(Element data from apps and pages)
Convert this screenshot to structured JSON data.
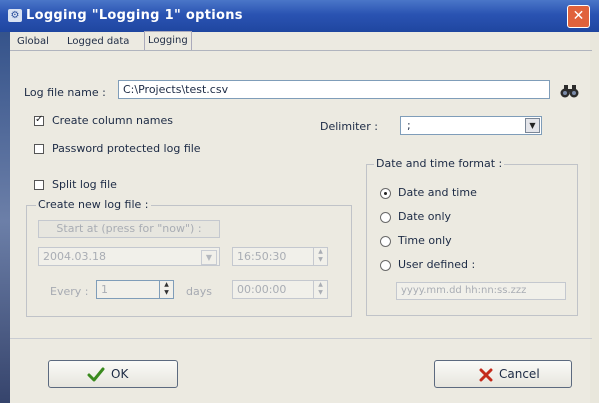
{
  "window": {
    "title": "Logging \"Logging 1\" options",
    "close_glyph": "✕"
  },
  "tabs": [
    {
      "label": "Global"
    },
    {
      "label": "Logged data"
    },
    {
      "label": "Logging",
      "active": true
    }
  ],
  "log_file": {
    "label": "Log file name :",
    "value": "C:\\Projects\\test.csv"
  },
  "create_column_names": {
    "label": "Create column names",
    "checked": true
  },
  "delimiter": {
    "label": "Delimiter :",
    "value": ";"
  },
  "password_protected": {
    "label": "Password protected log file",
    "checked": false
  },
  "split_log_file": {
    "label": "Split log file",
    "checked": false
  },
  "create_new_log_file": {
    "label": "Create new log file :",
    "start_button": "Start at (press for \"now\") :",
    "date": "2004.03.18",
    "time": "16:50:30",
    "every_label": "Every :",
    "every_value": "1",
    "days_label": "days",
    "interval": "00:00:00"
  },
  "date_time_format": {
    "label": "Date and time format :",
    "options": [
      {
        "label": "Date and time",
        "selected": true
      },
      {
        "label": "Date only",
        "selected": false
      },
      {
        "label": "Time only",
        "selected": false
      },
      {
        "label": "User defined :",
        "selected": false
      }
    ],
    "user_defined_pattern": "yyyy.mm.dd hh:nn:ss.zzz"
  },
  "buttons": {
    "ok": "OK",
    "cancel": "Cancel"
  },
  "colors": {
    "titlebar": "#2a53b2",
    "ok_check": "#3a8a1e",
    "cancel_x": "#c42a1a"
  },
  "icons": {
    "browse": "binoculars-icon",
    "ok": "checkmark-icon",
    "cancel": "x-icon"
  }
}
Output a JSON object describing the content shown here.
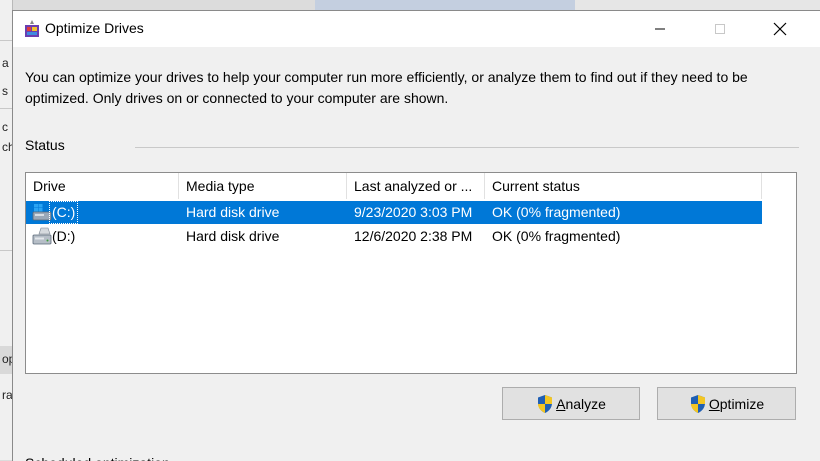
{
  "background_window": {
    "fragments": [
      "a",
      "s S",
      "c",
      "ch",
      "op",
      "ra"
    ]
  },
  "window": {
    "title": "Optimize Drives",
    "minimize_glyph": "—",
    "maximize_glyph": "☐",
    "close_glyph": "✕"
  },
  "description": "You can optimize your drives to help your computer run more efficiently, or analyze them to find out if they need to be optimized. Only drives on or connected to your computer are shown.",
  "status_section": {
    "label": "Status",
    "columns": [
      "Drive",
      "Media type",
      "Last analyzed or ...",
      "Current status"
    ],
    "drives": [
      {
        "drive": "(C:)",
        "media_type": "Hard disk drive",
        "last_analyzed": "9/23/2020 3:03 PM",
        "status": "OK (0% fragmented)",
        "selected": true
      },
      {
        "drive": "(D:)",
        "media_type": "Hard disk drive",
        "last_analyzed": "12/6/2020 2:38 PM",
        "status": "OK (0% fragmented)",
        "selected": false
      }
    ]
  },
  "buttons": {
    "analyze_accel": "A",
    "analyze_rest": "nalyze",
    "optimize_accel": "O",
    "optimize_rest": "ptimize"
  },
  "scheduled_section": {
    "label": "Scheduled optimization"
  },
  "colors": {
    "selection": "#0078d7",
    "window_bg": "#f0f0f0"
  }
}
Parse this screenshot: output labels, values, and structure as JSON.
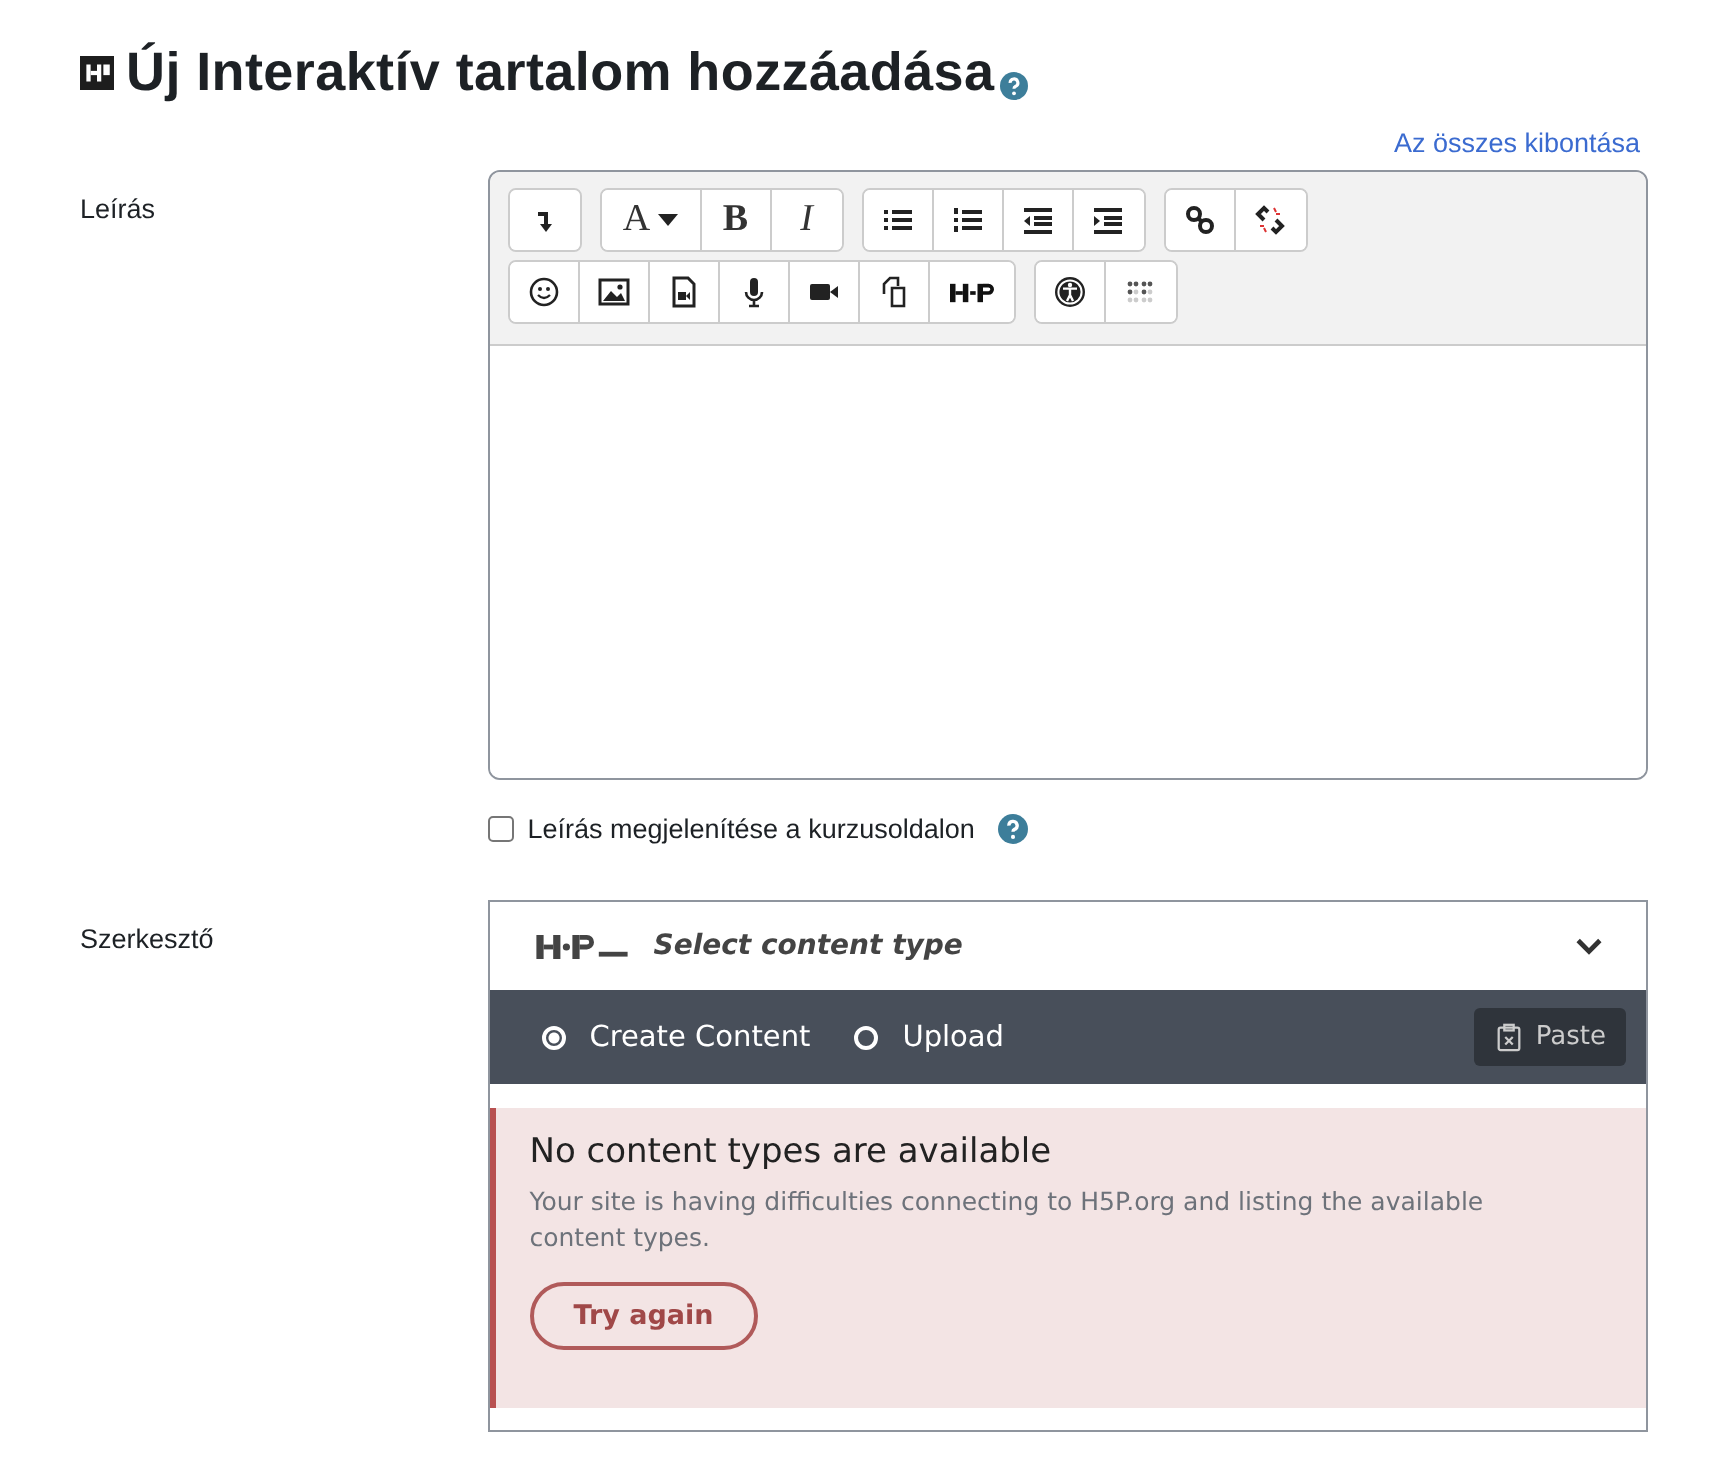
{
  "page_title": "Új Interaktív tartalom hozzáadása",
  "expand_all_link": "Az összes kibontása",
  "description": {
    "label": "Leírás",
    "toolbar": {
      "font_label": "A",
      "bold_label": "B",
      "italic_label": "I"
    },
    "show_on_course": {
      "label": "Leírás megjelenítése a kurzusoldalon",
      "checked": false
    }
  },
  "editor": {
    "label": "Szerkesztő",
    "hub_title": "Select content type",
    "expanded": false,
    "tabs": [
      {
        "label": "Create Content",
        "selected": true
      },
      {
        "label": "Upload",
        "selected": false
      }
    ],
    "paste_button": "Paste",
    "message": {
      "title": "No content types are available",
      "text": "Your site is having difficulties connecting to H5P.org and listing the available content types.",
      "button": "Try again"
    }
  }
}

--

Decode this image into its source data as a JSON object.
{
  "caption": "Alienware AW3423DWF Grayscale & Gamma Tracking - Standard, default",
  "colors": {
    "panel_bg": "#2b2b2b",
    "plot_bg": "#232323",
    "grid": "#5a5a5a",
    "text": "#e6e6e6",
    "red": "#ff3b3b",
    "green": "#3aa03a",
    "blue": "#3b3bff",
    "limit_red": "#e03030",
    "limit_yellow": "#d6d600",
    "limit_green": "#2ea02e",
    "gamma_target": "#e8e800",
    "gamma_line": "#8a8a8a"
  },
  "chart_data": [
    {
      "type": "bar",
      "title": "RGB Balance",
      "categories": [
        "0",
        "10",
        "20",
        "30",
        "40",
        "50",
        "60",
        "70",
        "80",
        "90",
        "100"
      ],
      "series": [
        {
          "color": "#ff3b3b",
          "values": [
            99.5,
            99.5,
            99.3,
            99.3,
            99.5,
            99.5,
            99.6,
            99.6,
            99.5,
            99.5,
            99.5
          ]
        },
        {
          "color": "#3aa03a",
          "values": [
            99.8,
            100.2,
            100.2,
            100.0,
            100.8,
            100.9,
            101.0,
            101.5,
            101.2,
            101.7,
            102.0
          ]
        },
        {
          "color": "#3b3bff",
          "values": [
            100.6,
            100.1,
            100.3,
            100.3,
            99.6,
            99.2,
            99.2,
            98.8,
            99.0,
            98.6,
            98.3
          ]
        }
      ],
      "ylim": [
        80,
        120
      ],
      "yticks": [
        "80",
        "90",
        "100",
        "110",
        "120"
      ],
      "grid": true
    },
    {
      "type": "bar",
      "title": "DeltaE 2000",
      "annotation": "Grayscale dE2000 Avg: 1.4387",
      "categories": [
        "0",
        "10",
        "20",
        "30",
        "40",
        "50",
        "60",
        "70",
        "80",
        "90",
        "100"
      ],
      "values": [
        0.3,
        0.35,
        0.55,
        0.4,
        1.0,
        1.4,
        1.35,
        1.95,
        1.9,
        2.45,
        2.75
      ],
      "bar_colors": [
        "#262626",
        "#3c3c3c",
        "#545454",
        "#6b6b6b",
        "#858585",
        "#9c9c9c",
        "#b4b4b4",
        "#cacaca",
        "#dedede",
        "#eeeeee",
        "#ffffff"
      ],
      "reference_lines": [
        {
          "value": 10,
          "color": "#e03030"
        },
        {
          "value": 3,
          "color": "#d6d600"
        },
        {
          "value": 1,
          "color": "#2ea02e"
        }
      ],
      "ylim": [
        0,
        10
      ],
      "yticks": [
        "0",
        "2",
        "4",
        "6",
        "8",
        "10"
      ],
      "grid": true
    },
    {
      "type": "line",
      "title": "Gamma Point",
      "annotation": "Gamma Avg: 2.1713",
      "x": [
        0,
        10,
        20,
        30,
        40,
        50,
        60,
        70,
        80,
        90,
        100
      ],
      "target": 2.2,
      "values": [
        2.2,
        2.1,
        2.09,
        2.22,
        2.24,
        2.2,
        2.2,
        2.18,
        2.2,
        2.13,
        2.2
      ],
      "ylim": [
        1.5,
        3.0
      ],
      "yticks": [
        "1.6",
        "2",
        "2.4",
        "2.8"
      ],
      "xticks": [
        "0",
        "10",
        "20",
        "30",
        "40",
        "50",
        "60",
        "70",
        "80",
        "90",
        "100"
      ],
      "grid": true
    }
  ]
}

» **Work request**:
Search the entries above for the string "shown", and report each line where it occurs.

» **Expected answer**:
Output a JSON object describing the content shown here.
  "description": "You can optimize your drives to help your computer run more efficiently, or analyze them to find out if they need to be optimized. Only drives on or connected to your computer are shown.",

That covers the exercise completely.